RECORDS SHOWN –

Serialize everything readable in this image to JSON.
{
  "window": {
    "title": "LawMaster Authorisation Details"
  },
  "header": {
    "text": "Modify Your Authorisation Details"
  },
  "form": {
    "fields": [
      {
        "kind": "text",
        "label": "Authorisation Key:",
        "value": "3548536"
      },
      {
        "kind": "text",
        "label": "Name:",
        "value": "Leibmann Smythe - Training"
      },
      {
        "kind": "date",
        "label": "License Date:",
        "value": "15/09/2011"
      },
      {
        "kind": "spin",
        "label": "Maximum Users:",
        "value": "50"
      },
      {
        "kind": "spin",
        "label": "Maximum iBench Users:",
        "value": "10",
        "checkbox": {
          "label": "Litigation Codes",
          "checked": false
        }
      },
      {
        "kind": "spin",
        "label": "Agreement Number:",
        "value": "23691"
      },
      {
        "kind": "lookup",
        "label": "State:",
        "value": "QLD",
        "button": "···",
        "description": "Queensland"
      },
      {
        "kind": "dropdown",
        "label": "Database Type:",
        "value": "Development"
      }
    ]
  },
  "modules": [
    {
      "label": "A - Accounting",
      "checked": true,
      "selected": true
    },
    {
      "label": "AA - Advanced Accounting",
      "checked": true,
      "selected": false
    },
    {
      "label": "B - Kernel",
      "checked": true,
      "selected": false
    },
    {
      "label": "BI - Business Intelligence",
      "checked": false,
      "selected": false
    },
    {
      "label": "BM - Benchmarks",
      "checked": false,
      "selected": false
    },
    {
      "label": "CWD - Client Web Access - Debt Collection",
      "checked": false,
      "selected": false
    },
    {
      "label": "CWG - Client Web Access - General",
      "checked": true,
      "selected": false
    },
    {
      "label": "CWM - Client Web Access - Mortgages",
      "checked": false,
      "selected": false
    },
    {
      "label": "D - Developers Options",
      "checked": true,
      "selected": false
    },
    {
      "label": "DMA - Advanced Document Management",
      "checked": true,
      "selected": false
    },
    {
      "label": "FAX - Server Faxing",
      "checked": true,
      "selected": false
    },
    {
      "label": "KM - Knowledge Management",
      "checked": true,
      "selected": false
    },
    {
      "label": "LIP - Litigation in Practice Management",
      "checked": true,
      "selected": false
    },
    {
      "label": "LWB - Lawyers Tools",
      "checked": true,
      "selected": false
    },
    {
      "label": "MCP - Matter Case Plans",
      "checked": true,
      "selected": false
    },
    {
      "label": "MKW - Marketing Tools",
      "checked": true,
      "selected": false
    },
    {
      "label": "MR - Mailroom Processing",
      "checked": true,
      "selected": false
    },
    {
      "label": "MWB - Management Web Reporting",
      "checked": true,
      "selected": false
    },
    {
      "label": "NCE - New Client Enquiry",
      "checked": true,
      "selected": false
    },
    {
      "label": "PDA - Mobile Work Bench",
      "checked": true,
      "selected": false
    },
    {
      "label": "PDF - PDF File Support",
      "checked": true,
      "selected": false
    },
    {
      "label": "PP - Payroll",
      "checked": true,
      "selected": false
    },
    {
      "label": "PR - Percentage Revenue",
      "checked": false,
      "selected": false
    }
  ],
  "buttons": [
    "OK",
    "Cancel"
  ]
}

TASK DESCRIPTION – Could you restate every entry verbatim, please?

TASK OUTPUT –
Serialize everything readable in this image to JSON.
{
  "window": {
    "title": "LawMaster Authorisation Details"
  },
  "header": {
    "text": "Modify Your Authorisation Details"
  },
  "form": {
    "fields": [
      {
        "kind": "text",
        "label": "Authorisation Key:",
        "value": "3548536"
      },
      {
        "kind": "text",
        "label": "Name:",
        "value": "Leibmann Smythe - Training"
      },
      {
        "kind": "date",
        "label": "License Date:",
        "value": "15/09/2011"
      },
      {
        "kind": "spin",
        "label": "Maximum Users:",
        "value": "50"
      },
      {
        "kind": "spin",
        "label": "Maximum iBench Users:",
        "value": "10",
        "checkbox": {
          "label": "Litigation Codes",
          "checked": false
        }
      },
      {
        "kind": "spin",
        "label": "Agreement Number:",
        "value": "23691"
      },
      {
        "kind": "lookup",
        "label": "State:",
        "value": "QLD",
        "button": "···",
        "description": "Queensland"
      },
      {
        "kind": "dropdown",
        "label": "Database Type:",
        "value": "Development"
      }
    ]
  },
  "modules": [
    {
      "label": "A - Accounting",
      "checked": true,
      "selected": true
    },
    {
      "label": "AA - Advanced Accounting",
      "checked": true,
      "selected": false
    },
    {
      "label": "B - Kernel",
      "checked": true,
      "selected": false
    },
    {
      "label": "BI - Business Intelligence",
      "checked": false,
      "selected": false
    },
    {
      "label": "BM - Benchmarks",
      "checked": false,
      "selected": false
    },
    {
      "label": "CWD - Client Web Access - Debt Collection",
      "checked": false,
      "selected": false
    },
    {
      "label": "CWG - Client Web Access - General",
      "checked": true,
      "selected": false
    },
    {
      "label": "CWM - Client Web Access - Mortgages",
      "checked": false,
      "selected": false
    },
    {
      "label": "D - Developers Options",
      "checked": true,
      "selected": false
    },
    {
      "label": "DMA - Advanced Document Management",
      "checked": true,
      "selected": false
    },
    {
      "label": "FAX - Server Faxing",
      "checked": true,
      "selected": false
    },
    {
      "label": "KM - Knowledge Management",
      "checked": true,
      "selected": false
    },
    {
      "label": "LIP - Litigation in Practice Management",
      "checked": true,
      "selected": false
    },
    {
      "label": "LWB - Lawyers Tools",
      "checked": true,
      "selected": false
    },
    {
      "label": "MCP - Matter Case Plans",
      "checked": true,
      "selected": false
    },
    {
      "label": "MKW - Marketing Tools",
      "checked": true,
      "selected": false
    },
    {
      "label": "MR - Mailroom Processing",
      "checked": true,
      "selected": false
    },
    {
      "label": "MWB - Management Web Reporting",
      "checked": true,
      "selected": false
    },
    {
      "label": "NCE - New Client Enquiry",
      "checked": true,
      "selected": false
    },
    {
      "label": "PDA - Mobile Work Bench",
      "checked": true,
      "selected": false
    },
    {
      "label": "PDF - PDF File Support",
      "checked": true,
      "selected": false
    },
    {
      "label": "PP - Payroll",
      "checked": true,
      "selected": false
    },
    {
      "label": "PR - Percentage Revenue",
      "checked": false,
      "selected": false
    }
  ],
  "buttons": [
    "OK",
    "Cancel"
  ]
}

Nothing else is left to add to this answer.